We're still evolving. Oh, I don't mean us as humans. I'll leave that debate up to scientists who are much more scholarly than I am. I mean us as a society, and more specifically, as an industry. We like to think of ourselves in the U.S. transportation industry as being on top of our game…as world leaders. We believe we have the best, close to the best, or access to the best equipment, technology, infrastructure, safety standards, people, etc., in the world.
Yet everywhere you look these days, you see the results of countless dollars spent on research by various U.S. government entities. Headlines read: "FMCSA Study Reveals Driver Behavior Causes Most Truck Crashes" or "NHTSA Study Finds Driver Inattention Leading Factor in Most Crashes." The articles these headlines announce go on to cite statistics such as "Drivers of large trucks…are 10 times more likely to be the cause of the crash than other factors, such as weather, road conditions, and vehicle performance." And, "Nearly 80 percent of crashes and 65 percent of near crashes involved some sort of driver inattention within 3 seconds before the crash…"
The fact that the United States, leader of the free world, just now seems to realize that driver behavior is the most dangerous variable associated with the task of driving is borderline embarrassing. Ask any fleet safety director who has been in his or her position any time at all and he or she would have told you the same thing. For these safety directors, the issue is not knowing what the problem is - it's knowing what to do about it. How does one accurately access driver behavior issues? How does one accurately assess the level of distraction at which a driver becomes unsafe? And, once these determinations have been made, how does one go about helping the driver?
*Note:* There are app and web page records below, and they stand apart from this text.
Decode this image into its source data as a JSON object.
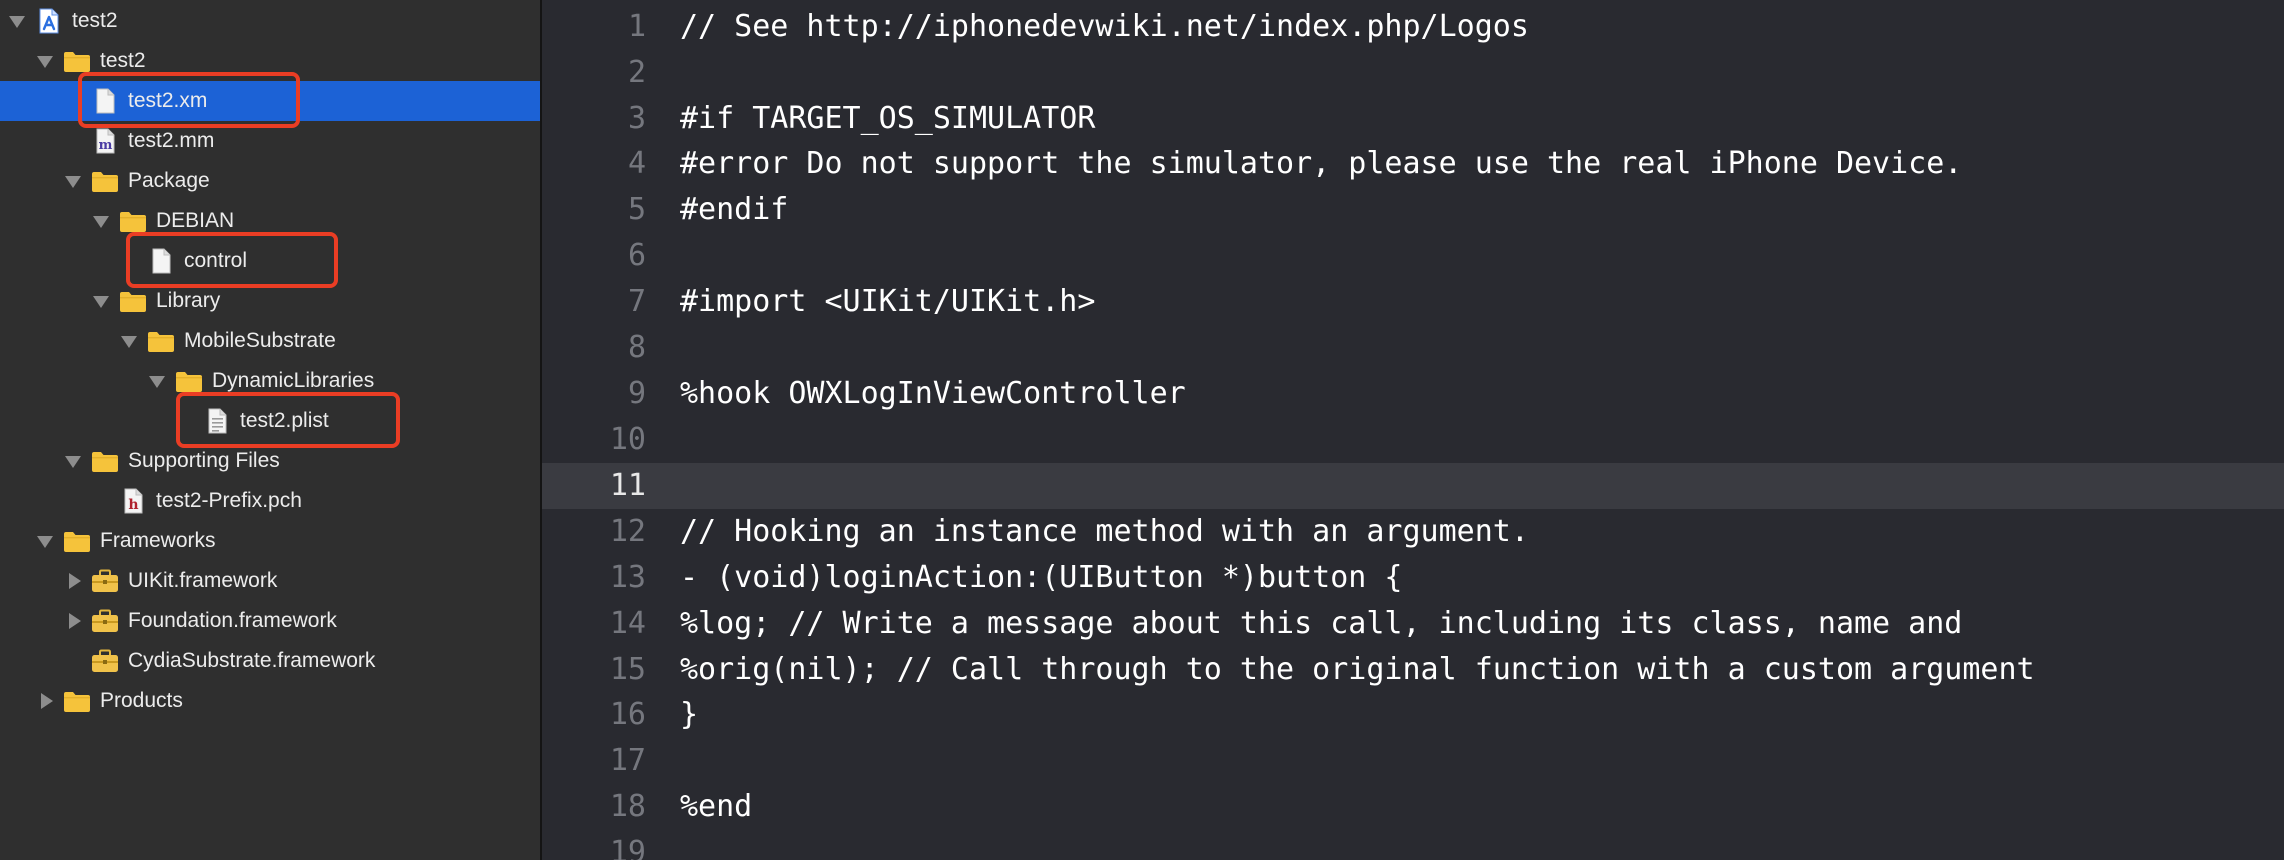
{
  "navigator": {
    "items": [
      {
        "label": "test2",
        "icon": "xcode-project-icon",
        "state": "open"
      },
      {
        "label": "test2",
        "icon": "folder-icon",
        "state": "open"
      },
      {
        "label": "test2.xm",
        "icon": "file-icon",
        "state": "none"
      },
      {
        "label": "test2.mm",
        "icon": "objc-source-file-icon",
        "state": "none"
      },
      {
        "label": "Package",
        "icon": "folder-icon",
        "state": "open"
      },
      {
        "label": "DEBIAN",
        "icon": "folder-icon",
        "state": "open"
      },
      {
        "label": "control",
        "icon": "file-icon",
        "state": "none"
      },
      {
        "label": "Library",
        "icon": "folder-icon",
        "state": "open"
      },
      {
        "label": "MobileSubstrate",
        "icon": "folder-icon",
        "state": "open"
      },
      {
        "label": "DynamicLibraries",
        "icon": "folder-icon",
        "state": "open"
      },
      {
        "label": "test2.plist",
        "icon": "plist-file-icon",
        "state": "none"
      },
      {
        "label": "Supporting Files",
        "icon": "folder-icon",
        "state": "open"
      },
      {
        "label": "test2-Prefix.pch",
        "icon": "header-file-icon",
        "state": "none"
      },
      {
        "label": "Frameworks",
        "icon": "folder-icon",
        "state": "open"
      },
      {
        "label": "UIKit.framework",
        "icon": "framework-icon",
        "state": "closed"
      },
      {
        "label": "Foundation.framework",
        "icon": "framework-icon",
        "state": "closed"
      },
      {
        "label": "CydiaSubstrate.framework",
        "icon": "framework-icon",
        "state": "none"
      },
      {
        "label": "Products",
        "icon": "folder-icon",
        "state": "closed"
      }
    ]
  },
  "editor": {
    "lines": [
      {
        "number": "1",
        "text": "// See http://iphonedevwiki.net/index.php/Logos"
      },
      {
        "number": "2",
        "text": ""
      },
      {
        "number": "3",
        "text": "#if TARGET_OS_SIMULATOR"
      },
      {
        "number": "4",
        "text": "#error Do not support the simulator, please use the real iPhone Device."
      },
      {
        "number": "5",
        "text": "#endif"
      },
      {
        "number": "6",
        "text": ""
      },
      {
        "number": "7",
        "text": "#import <UIKit/UIKit.h>"
      },
      {
        "number": "8",
        "text": ""
      },
      {
        "number": "9",
        "text": "%hook OWXLogInViewController"
      },
      {
        "number": "10",
        "text": ""
      },
      {
        "number": "11",
        "text": ""
      },
      {
        "number": "12",
        "text": "// Hooking an instance method with an argument."
      },
      {
        "number": "13",
        "text": "- (void)loginAction:(UIButton *)button {"
      },
      {
        "number": "14",
        "text": "%log; // Write a message about this call, including its class, name and"
      },
      {
        "number": "15",
        "text": "%orig(nil); // Call through to the original function with a custom argument"
      },
      {
        "number": "16",
        "text": "}"
      },
      {
        "number": "17",
        "text": ""
      },
      {
        "number": "18",
        "text": "%end"
      },
      {
        "number": "19",
        "text": ""
      }
    ]
  },
  "colors": {
    "selection": "#1c62d6",
    "annotation": "#ea3d24",
    "folder": "#f5c33b",
    "editor_background": "#292a30",
    "sidebar_background": "#2f2f2f",
    "current_line": "#3a3b41"
  }
}
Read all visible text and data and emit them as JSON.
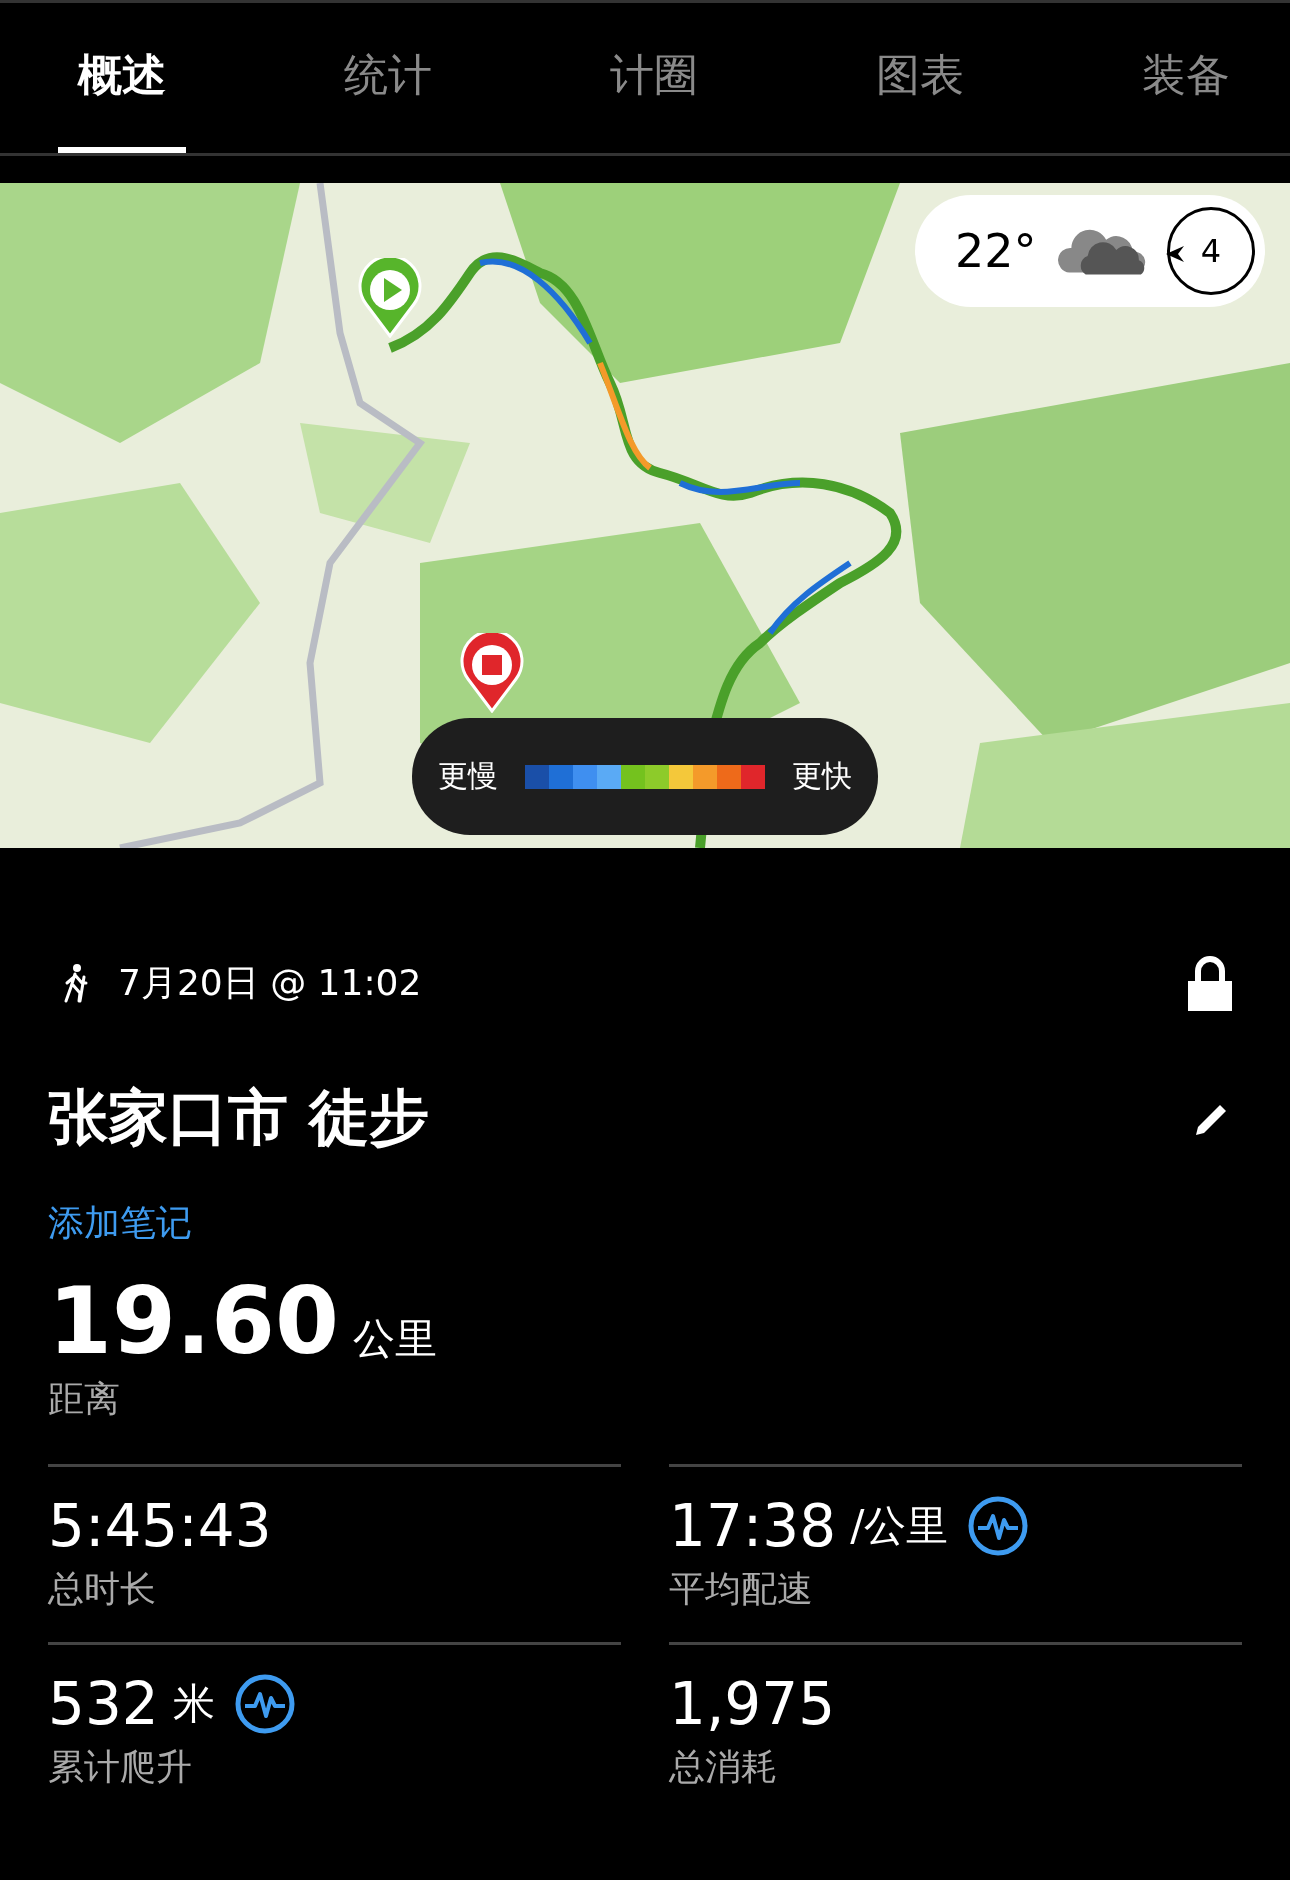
{
  "tabs": [
    {
      "label": "概述",
      "selected": true
    },
    {
      "label": "统计",
      "selected": false
    },
    {
      "label": "计圈",
      "selected": false
    },
    {
      "label": "图表",
      "selected": false
    },
    {
      "label": "装备",
      "selected": false
    }
  ],
  "map": {
    "weather": {
      "temperature": "22°",
      "wind": "4"
    },
    "legend": {
      "slower": "更慢",
      "faster": "更快",
      "colors": [
        {
          "color": "#1a4fa8"
        },
        {
          "color": "#1f6fd6"
        },
        {
          "color": "#3f8ff0"
        },
        {
          "color": "#5aaaf5"
        },
        {
          "color": "#74c21e"
        },
        {
          "color": "#8dcb2a"
        },
        {
          "color": "#f4c83a"
        },
        {
          "color": "#f49a2a"
        },
        {
          "color": "#ee6a1a"
        },
        {
          "color": "#e0262b"
        }
      ]
    }
  },
  "activity": {
    "date": "7月20日 @ 11:02",
    "title": "张家口市 徒步",
    "note_link": "添加笔记",
    "distance": {
      "value": "19.60",
      "unit": "公里",
      "label": "距离"
    }
  },
  "stats": [
    {
      "value": "5:45:43",
      "label": "总时长",
      "pulse_icon": false
    },
    {
      "value": "17:38",
      "unit": "/公里",
      "label": "平均配速",
      "pulse_icon": true
    },
    {
      "value": "532",
      "unit": "米",
      "label": "累计爬升",
      "pulse_icon": true
    },
    {
      "value": "1,975",
      "label": "总消耗",
      "pulse_icon": false
    }
  ]
}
Meanwhile, our neighbors to the north have one up on us. Canadians have discovered the same problem with driver behavior and driver inattention. The only difference is they recognized the problem decades ago and have since spent their time successfully developing a solution. Their solution is the Driver Competency Assessment, or DCA.
Unlike traditional skills-oriented training and testing, the DCA is an assessment of a driver's cognitive ability to operate safely. (Mentally, how does he/she handle the task of driving?) It is conducted on standard routes and is designed to address the question, "How much is this driver at risk in comparison to other drivers in a restricted environment?"
The DCA measures crash potential by comparing the candidate with all other drivers under normal driving conditions, under two types of distracted conditions, and in both simple and complex driving environments. The assessment generates a profile based on a driver’s good decisions and his or her errors. It provides an on-road, in-vehicle measure of those attributes which research suggests are most directly related to crash involvement: 1) risk management, 2) inattention, and 3) distractibility, all driver behavioral issues. The higher functions required for driving become apparent during this assessment and are taken into account in the analysis. The resulting competency/risk measure profiles a driver's decision making, and quantifies the degree of variability exhibited by the driver.
Based on the assessment, a remediation program (if warranted) is then prescribed for the driver. Not the "one size fits all" approach traditionally thrown at drivers, but rather a program designed to address the particular shortcomings of the individual driver as born out by the assessment. A number of protocols and diagnostic processes are used to determine the most effective method of helping a driver achieve and maintain maximum safe levels of vehicle operation.
If the process sounds vaguely familiar to you, it is because it is the same one you encountered the last time you visited your doctor. It is a medical process. Someone presents symptoms of an underlying problem (a crash or near-crash), an examination is conducted (the DCA), and a treatment is prescribed (DCA remediation).
Evolution takes time. The use of a
medical process in driver development is a major evolutionary leap
forward from the traditional, educational process we currently employ.
And as with all such changes, this one will no doubt take time.
But with over 43,000 people killed on our nation's highways last year,
time is running out.